Just after landscape photographer Lance Coenen broke into the wildlife photography world by winning the 2010 Oregon Outdoors Wild Bird Photo Contest, new doors began to open.
"A guy from a bluegrass band came up to me," Coenen says. "He said, 'Hey, I saw you won a contest. I have a job for you.'
"He wanted me to shoot a video, but I won the contest for photography," Coenen laughs.
Nevertheless, Coenen shot the video, and its crispness helped the bluegrass band land a spot in a coveted Georgia festival, he says.
And the phone keeps on ringing.
The Grants Pass X-ray technician has devoted more of his spare time to his hobby-turned-moonlighting-job of photography since seeing his name and winning shot of a hummingbird grace the cover of the Mail Tribune's Oregon Outdoors section last year.
He is now doubling up with a showing of landscape prints hanging at his day job at Three Rivers Community Hospital in Grants Pass, and is filling his portfolio with more outdoor shots for sale since last year's contest.
"It sure did make a difference," Coenen says.
This year could make a difference for another Oregon shutterbug should they place in the 12th annual Wild Bird Photo Contest, which kicks off today.
The contest rewards the best jpeg moments local photographers find with wild birds. One change to this year's contest is that either the photographer or the bird must be from Oregon. In recent years, with the reach of the Internet, photographers from states such as Florida and Michigan have submitted photos of backyard birds after learning about the contest online. Out-of-state photographers are welcome to enter, but they must have made a trip to Oregon for their shot. And, as in past years, entries will be accepted from local shooters who venture abroad on birding trips.
Deadline for submissions is Dec. 9, after which an American Idol-like voting format begins.
For one week, the public will have a chance to vote for their favorites online, and their picks will account for 25 percent of the voting.
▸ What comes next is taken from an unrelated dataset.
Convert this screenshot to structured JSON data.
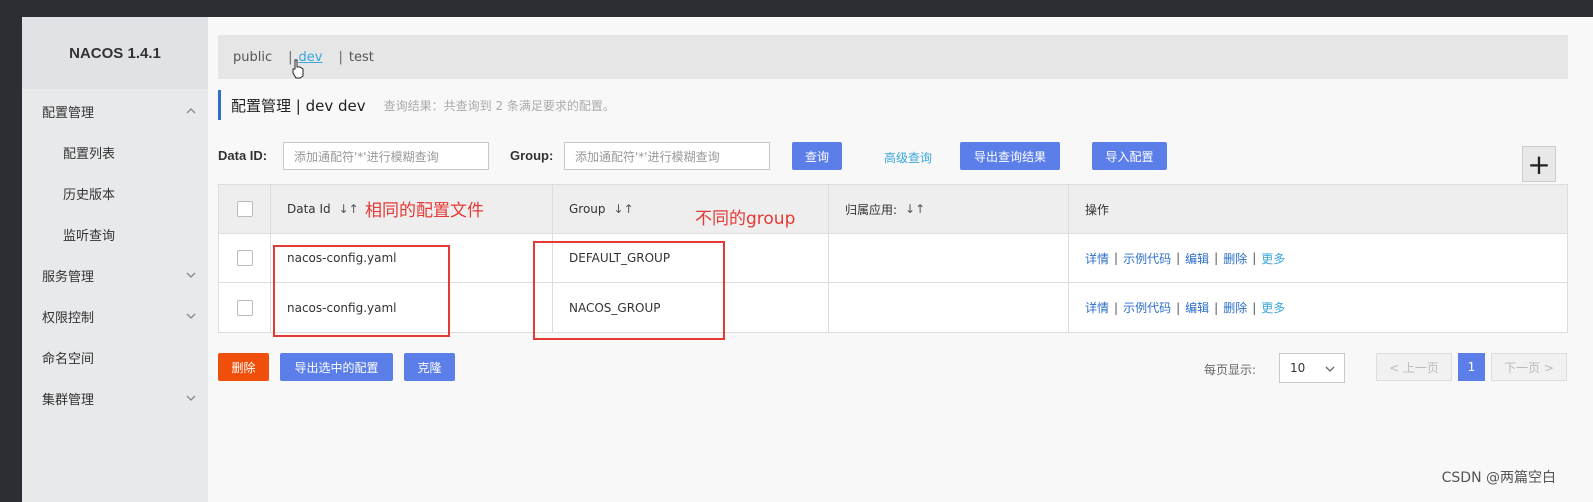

The remaining 75 percent of the score comes from the Mail Tribune's panel of five expert judges.
The grand prize this year is a set of Pro Master binoculars from Total Camera and Video valued at $299, with four other prizes available from Wild Birds Unlimited, Grange Co-op and Black Bird Shopping Center.
Photographers can enter up to three images, but any individual can claim just one prize. Call it the Coenen-Harden-Pogue Rule.
Coenen's image of a hummingbird siphoning nectar from a zinnia in his wife's backyard garden won last year's grand prize. Coenen, a 57-year-old Oklahoma native, would have taken third place as well for a photo of a wood duck he shot at a private pond in Grants Pass, but he had to settle for one prize.
It marked the third consecutive year that the overall winner had to settle for one award after finishing with two shots in the money. In 2010, Deb Harder of Medford won the grand prize with her shot of a crane skittering across the water at the Bosque Del Apache Wildlife Refuge in New Mexico. If the rules had allowed it, she would have taken first place as well for a shot of a golden sparrow. Her two photographs were running neck and neck in online voting until the final day, when the crane nipped the sparrow.
In 2009, Jerry Pogue of Ashland won the grand prize with a photo of two sandhill cranes dancing on the snow near Howard Prairie Lake. He also entered a shot of two Western Grebes taken at Moore Park in Klamath Falls that received enough votes from readers to take home a prize.
As for Coenen, he hadn't entered any photo contests until last year, and he only entered the hummingbird and wood duck pics at the behest of co-workers. His hospital had an in-house photography contest that resulted in several of his landscape images being hung around the facility.
Then, shortly afterward, he won the Mail Tribune contest, and suddenly the self-taught photographer with little interest in avian fauna had a nose for wildlife shots.
"After that contest, I was definitely thinking about building up my portfolio with birds," Coenen says.
But free-time became scarce, and suddenly he was wanted more for images shot away from work than the x-rays done during his day-job.
No longer relegated to the occasional soccer shots or dog shows, Coenen has been paid to double his Three Rivers Community Hospital exhibit. He spent last weekend at Silver Falls State Park shooting close to 3,000 images.
He's turned down some freelance work, he says, to focus his limited free time on landscapes or "anything but portraits and weddings."
Inching close to retirement, Coenen says he hopes to expand his shooting once regular work gets out of the way.
"I'm doing photography," he says. "I love it and I'll always do it."
But one thing he won't do is try to win back-to-back Mail Tribune titles.
Never one to shoot much wildlife, Coenen has barely aimed a lens at any of Oregon's feathered friends this year, so he won't be entering this year's contest.
"To be honest with you, I don't have anything to enter," Coenen says.
Reach reporter Mark Freeman at 541-776-4470 or firstname.lastname@example.org.